Baylor University nutrition expert exposes five myths about food.
When it comes to food, don’t swallow all that information online and on social media. Nutrition experts are busting a lot of the myths with science-based evidence.
Setting the record straight on some of the misinformation is Baylor University nutrition expert and registered dietitian Janelle Walter, PhD, professor of family and consumer sciences and Nutrition Sciences Program coordinator in Baylor’s Robbins College of Health and Human Sciences. Here are some top food myths that need debunking:
MYTH 1: CARBS ARE BAD
“Carbohydrates are your friend. The brain, heart, pancreas, liver and red blood cells use energy that comes from carbohydrates,” says Walter. “Sugars, pasta, bread, beans and so on are great at supplying carbohydrates your body needs. Fats cannot do this. Stored protein can help but with limitations. That is why about 50% of daily calories should come from carbohydrates.”
MYTH 2: IF YOU CAN’T PRONOUNCE IT, YOU SHOULDN’T EAT IT
“This is much too simplistic,” says Walter. “For example, the name for coffee or caffeine is C8H10N4O2 or 1,3,7-Trimethylpurine-2,6-dione. Or aspirin is 2-Acetoxybenzoic acid. Some of the most common ingredients, when listed by their chemical names, look unfamiliar. This is no way to judge the worth of an ingredient.”
MYTH 3: HIGH FRUCTOSE CORN SYRUP IS WORSE THAN TABLE SUGAR
“The glucose-fructose ration of high fructose corn syrup is exactly the same as table sugar. There is no difference. They are the same chemically,” says Walter.
MYTH 4: EVERYONE NEEDS TO DRINK EIGHT GLASSES OF WATER A DAY
“How much water do you need per day? It is estimated that you lose about six cups of water per day and this needs to be replaced,” Walter said. “It can come from pure water, lemonade or watermelon. If you are thirsty then you need to drink water. If you are in the hot sun you need six cups and more because you are sweating and cool water would work in that situation. It helps you cool off.”
All that said, “Drinking too much water is not good. It can dilute the electrolytes and your heart will not beat normally.”
MYTH 5: EATING CARROTS WILL IMPROVE YOUR EYESIGHT

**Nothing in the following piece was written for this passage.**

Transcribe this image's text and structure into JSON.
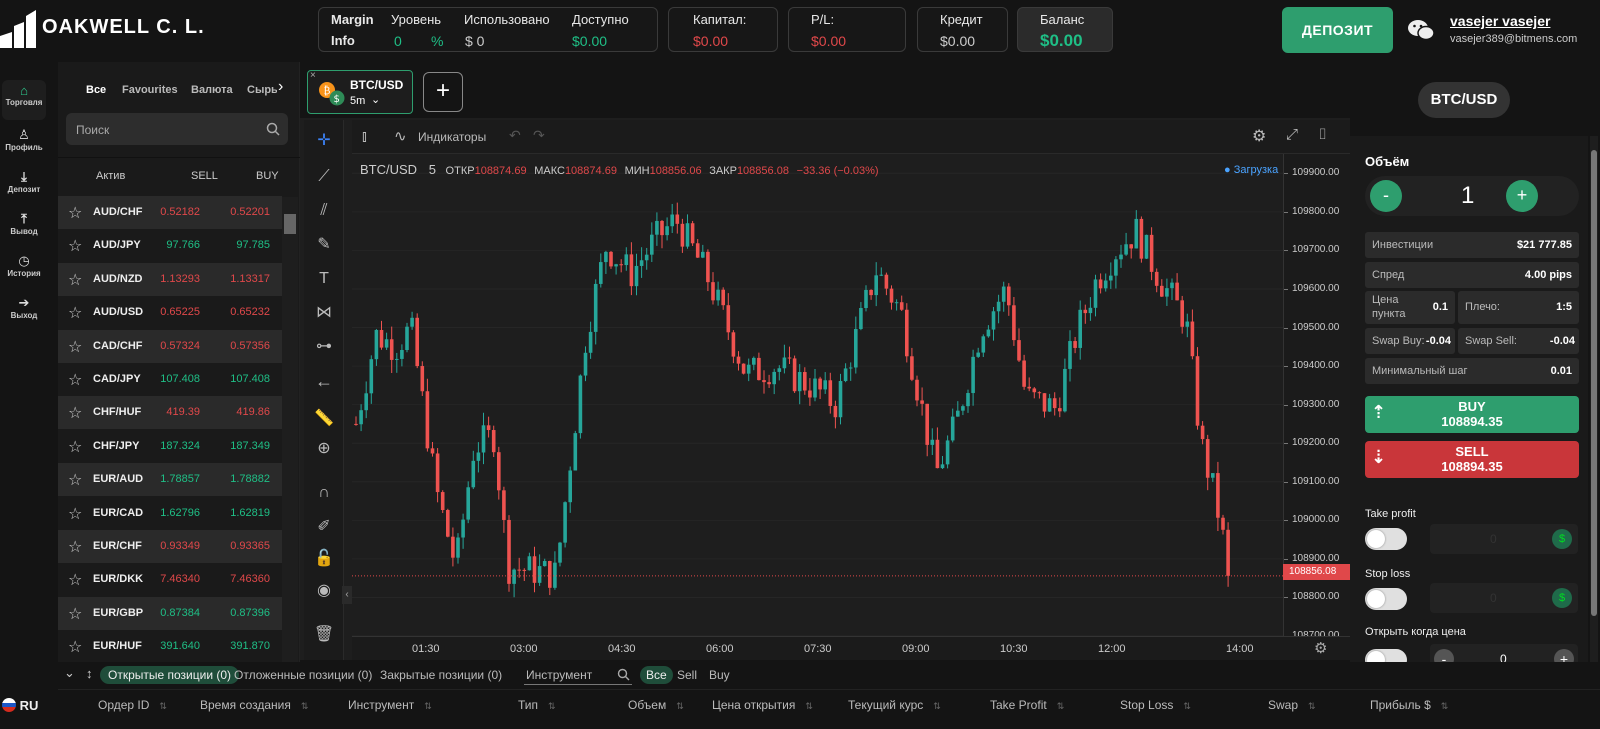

“Carrots have carotene, which can be made into Vitamin A by the liver,” says Walter. While carrots do help overall eye health, the myth that they improve eyesight was deliberately developed by the British during World War II. They wanted to convince Germany that the Royal Air Force’s success in shooting down Nazi planes was the result of improved night vision due to eating carrots (the actual reason was the new radar technology the RAF was using.
(SOURCE: BAYLOR UNIVERSITY)